▶ **About this task**
Every line of the data should be written out exactly, with the pictures left out.

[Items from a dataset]
· · · · · · ·

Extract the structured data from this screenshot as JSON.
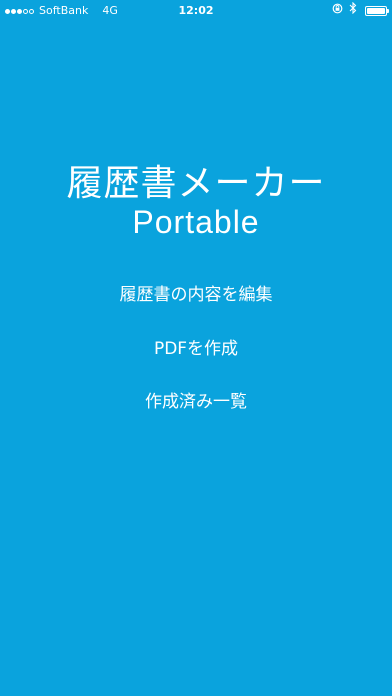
{
  "status_bar": {
    "carrier": "SoftBank",
    "network": "4G",
    "time": "12:02",
    "signal_bars_filled": 3,
    "signal_bars_total": 5,
    "icons": [
      "lock-rotation-icon",
      "bluetooth-icon",
      "battery-icon"
    ],
    "battery_level": 0.9
  },
  "title": {
    "main": "履歴書メーカー",
    "sub": "Portable"
  },
  "menu": {
    "edit_label": "履歴書の内容を編集",
    "pdf_label": "PDFを作成",
    "list_label": "作成済み一覧"
  },
  "colors": {
    "background": "#0aa3dd",
    "text": "#ffffff"
  }
}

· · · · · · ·

▶ **The completed task**
Extract the structured data from this screenshot as JSON.
{
  "status_bar": {
    "carrier": "SoftBank",
    "network": "4G",
    "time": "12:02",
    "signal_bars_filled": 3,
    "signal_bars_total": 5,
    "icons": [
      "lock-rotation-icon",
      "bluetooth-icon",
      "battery-icon"
    ],
    "battery_level": 0.9
  },
  "title": {
    "main": "履歴書メーカー",
    "sub": "Portable"
  },
  "menu": {
    "edit_label": "履歴書の内容を編集",
    "pdf_label": "PDFを作成",
    "list_label": "作成済み一覧"
  },
  "colors": {
    "background": "#0aa3dd",
    "text": "#ffffff"
  }
}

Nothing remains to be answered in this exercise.